Where the line containing "Serialize everything readable" appears below, start there and repeat each line exactly to the end. Leave the pictures out.

═══ Given data ═══

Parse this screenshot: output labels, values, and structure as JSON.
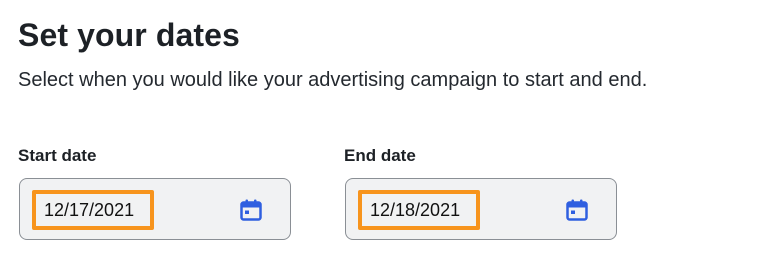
{
  "header": {
    "title": "Set your dates",
    "subtitle": "Select when you would like your advertising campaign to start and end."
  },
  "fields": {
    "start": {
      "label": "Start date",
      "value": "12/17/2021",
      "icon": "calendar-icon"
    },
    "end": {
      "label": "End date",
      "value": "12/18/2021",
      "icon": "calendar-icon"
    }
  },
  "colors": {
    "highlight": "#f7941d",
    "calendar_icon": "#2f5fe0",
    "input_background": "#f1f2f3",
    "input_border": "#8a8f95"
  }
}
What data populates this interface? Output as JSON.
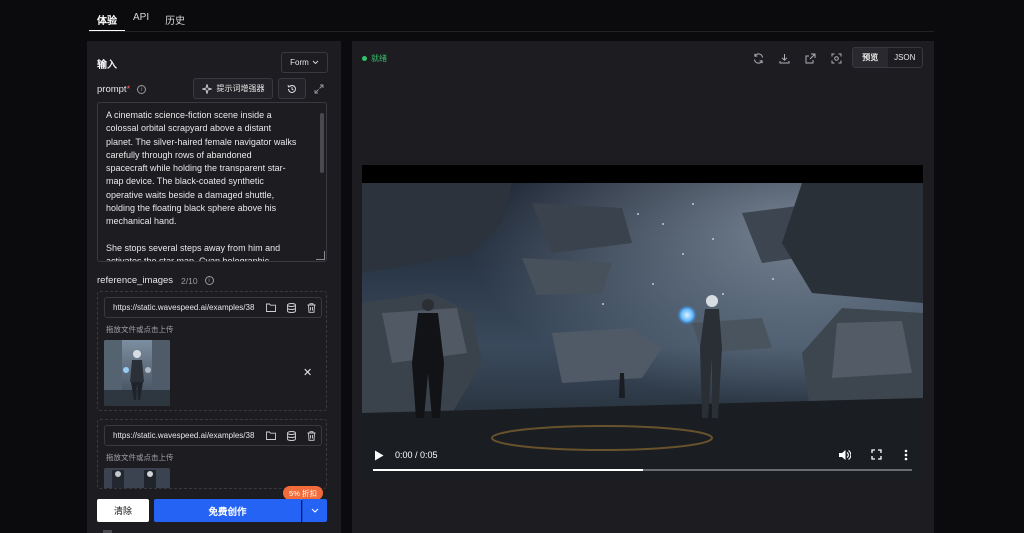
{
  "tabs": [
    {
      "label": "体验",
      "active": true
    },
    {
      "label": "API",
      "active": false
    },
    {
      "label": "历史",
      "active": false
    }
  ],
  "input_panel": {
    "title": "输入",
    "mode_select": "Form",
    "prompt": {
      "label": "prompt",
      "required_mark": "*",
      "enhance_button": "提示词增强器",
      "value": "A cinematic science-fiction scene inside a\ncolossal orbital scrapyard above a distant\nplanet. The silver-haired female navigator walks\ncarefully through rows of abandoned\nspacecraft while holding the transparent star-\nmap device. The black-coated synthetic\noperative waits beside a damaged shuttle,\nholding the floating black sphere above his\nmechanical hand.\n\nShe stops several steps away from him and\nactivates the star map. Cyan holographic"
    },
    "reference_images": {
      "label": "reference_images",
      "count": "2/10",
      "items": [
        {
          "url": "https://static.wavespeed.ai/examples/38",
          "drop_hint": "拖放文件或点击上传"
        },
        {
          "url": "https://static.wavespeed.ai/examples/38",
          "drop_hint": "拖放文件或点击上传"
        }
      ]
    },
    "actions": {
      "clear": "清除",
      "create": "免费创作",
      "discount_badge": "5% 折扣"
    }
  },
  "output_panel": {
    "status": "就绪",
    "status_color": "#33c26b",
    "view_options": [
      "预览",
      "JSON"
    ],
    "selected_view": "预览",
    "video": {
      "time": "0:00 / 0:05",
      "progress": 0.5
    }
  },
  "colors": {
    "background": "#0b0a0d",
    "panel": "#1d1c21",
    "primary": "#2563f5",
    "badge": "#f26b3a"
  }
}
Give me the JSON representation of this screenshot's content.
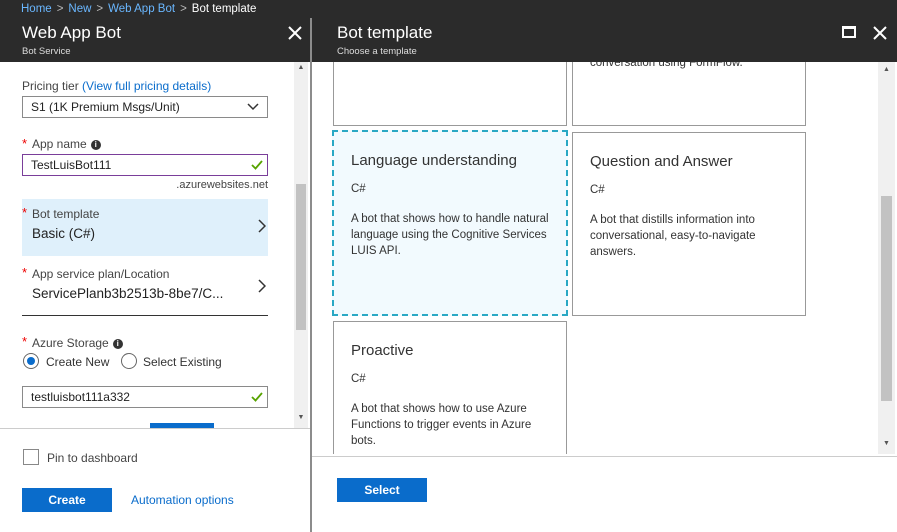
{
  "breadcrumb": {
    "items": [
      "Home",
      "New",
      "Web App Bot"
    ],
    "current": "Bot template",
    "separator": ">"
  },
  "left_blade": {
    "title": "Web App Bot",
    "subtitle": "Bot Service",
    "pricing_tier": {
      "label": "Pricing tier",
      "link_text": "(View full pricing details)",
      "value": "S1 (1K Premium Msgs/Unit)"
    },
    "app_name": {
      "label": "App name",
      "value": "TestLuisBot111",
      "suffix": ".azurewebsites.net"
    },
    "bot_template": {
      "label": "Bot template",
      "value": "Basic (C#)"
    },
    "app_service_plan": {
      "label": "App service plan/Location",
      "value": "ServicePlanb3b2513b-8be7/C..."
    },
    "azure_storage": {
      "label": "Azure Storage",
      "option_create": "Create New",
      "option_select": "Select Existing",
      "selected": "Create New",
      "value": "testluisbot111a332"
    },
    "footer": {
      "pin_label": "Pin to dashboard",
      "pin_checked": false,
      "create_label": "Create",
      "automation_label": "Automation options"
    }
  },
  "right_blade": {
    "title": "Bot template",
    "subtitle": "Choose a template",
    "top_card_partial_text": "conversation using FormFlow.",
    "cards": [
      {
        "title": "Language understanding",
        "language": "C#",
        "description": "A bot that shows how to handle natural language using the Cognitive Services LUIS API.",
        "selected": true
      },
      {
        "title": "Question and Answer",
        "language": "C#",
        "description": "A bot that distills information into conversational, easy-to-navigate answers.",
        "selected": false
      },
      {
        "title": "Proactive",
        "language": "C#",
        "description": "A bot that shows how to use Azure Functions to trigger events in Azure bots.",
        "selected": false
      }
    ],
    "select_label": "Select"
  },
  "colors": {
    "header_bg": "#2b2b2b",
    "accent_blue": "#0a6ccb",
    "link_blue": "#6ab7ff",
    "selected_row_bg": "#dff0fb",
    "selected_card_border": "#2aa8c4",
    "valid_check": "#57a300",
    "required": "#e00000"
  }
}
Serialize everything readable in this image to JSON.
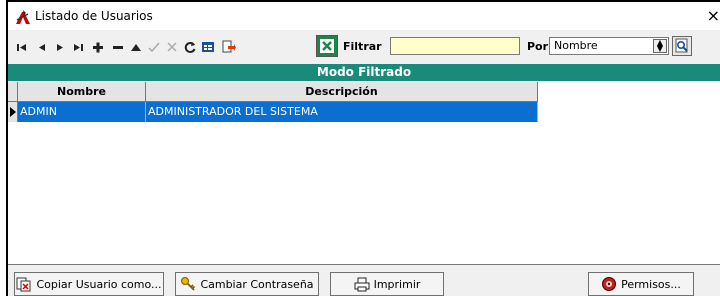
{
  "window": {
    "title": "Listado de Usuarios",
    "close_glyph": "×"
  },
  "toolbar": {
    "filter_label": "Filtrar",
    "filter_value": "",
    "sort_label": "Por",
    "sort_value": "Nombre",
    "buttons": [
      "first",
      "prior",
      "next",
      "last",
      "insert",
      "delete",
      "edit",
      "post",
      "cancel",
      "refresh",
      "grid-view",
      "export",
      "excel",
      "search"
    ]
  },
  "mode_bar": {
    "text": "Modo Filtrado"
  },
  "grid": {
    "columns": [
      "Nombre",
      "Descripción"
    ],
    "rows": [
      {
        "nombre": "ADMIN",
        "descripcion": "ADMINISTRADOR DEL SISTEMA"
      }
    ]
  },
  "buttons": {
    "copy_user": "Copiar Usuario como...",
    "change_password": "Cambiar Contraseña",
    "print": "Imprimir",
    "permissions": "Permisos..."
  },
  "colors": {
    "mode_bar": "#1a8a7a",
    "selected_row": "#0a6fd0",
    "filter_input": "#ffffcc"
  }
}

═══

**Result of the task**
Serialize everything readable in this image to JSON.
{
  "window": {
    "title": "Listado de Usuarios",
    "close_glyph": "×"
  },
  "toolbar": {
    "filter_label": "Filtrar",
    "filter_value": "",
    "sort_label": "Por",
    "sort_value": "Nombre",
    "buttons": [
      "first",
      "prior",
      "next",
      "last",
      "insert",
      "delete",
      "edit",
      "post",
      "cancel",
      "refresh",
      "grid-view",
      "export",
      "excel",
      "search"
    ]
  },
  "mode_bar": {
    "text": "Modo Filtrado"
  },
  "grid": {
    "columns": [
      "Nombre",
      "Descripción"
    ],
    "rows": [
      {
        "nombre": "ADMIN",
        "descripcion": "ADMINISTRADOR DEL SISTEMA"
      }
    ]
  },
  "buttons": {
    "copy_user": "Copiar Usuario como...",
    "change_password": "Cambiar Contraseña",
    "print": "Imprimir",
    "permissions": "Permisos..."
  },
  "colors": {
    "mode_bar": "#1a8a7a",
    "selected_row": "#0a6fd0",
    "filter_input": "#ffffcc"
  }
}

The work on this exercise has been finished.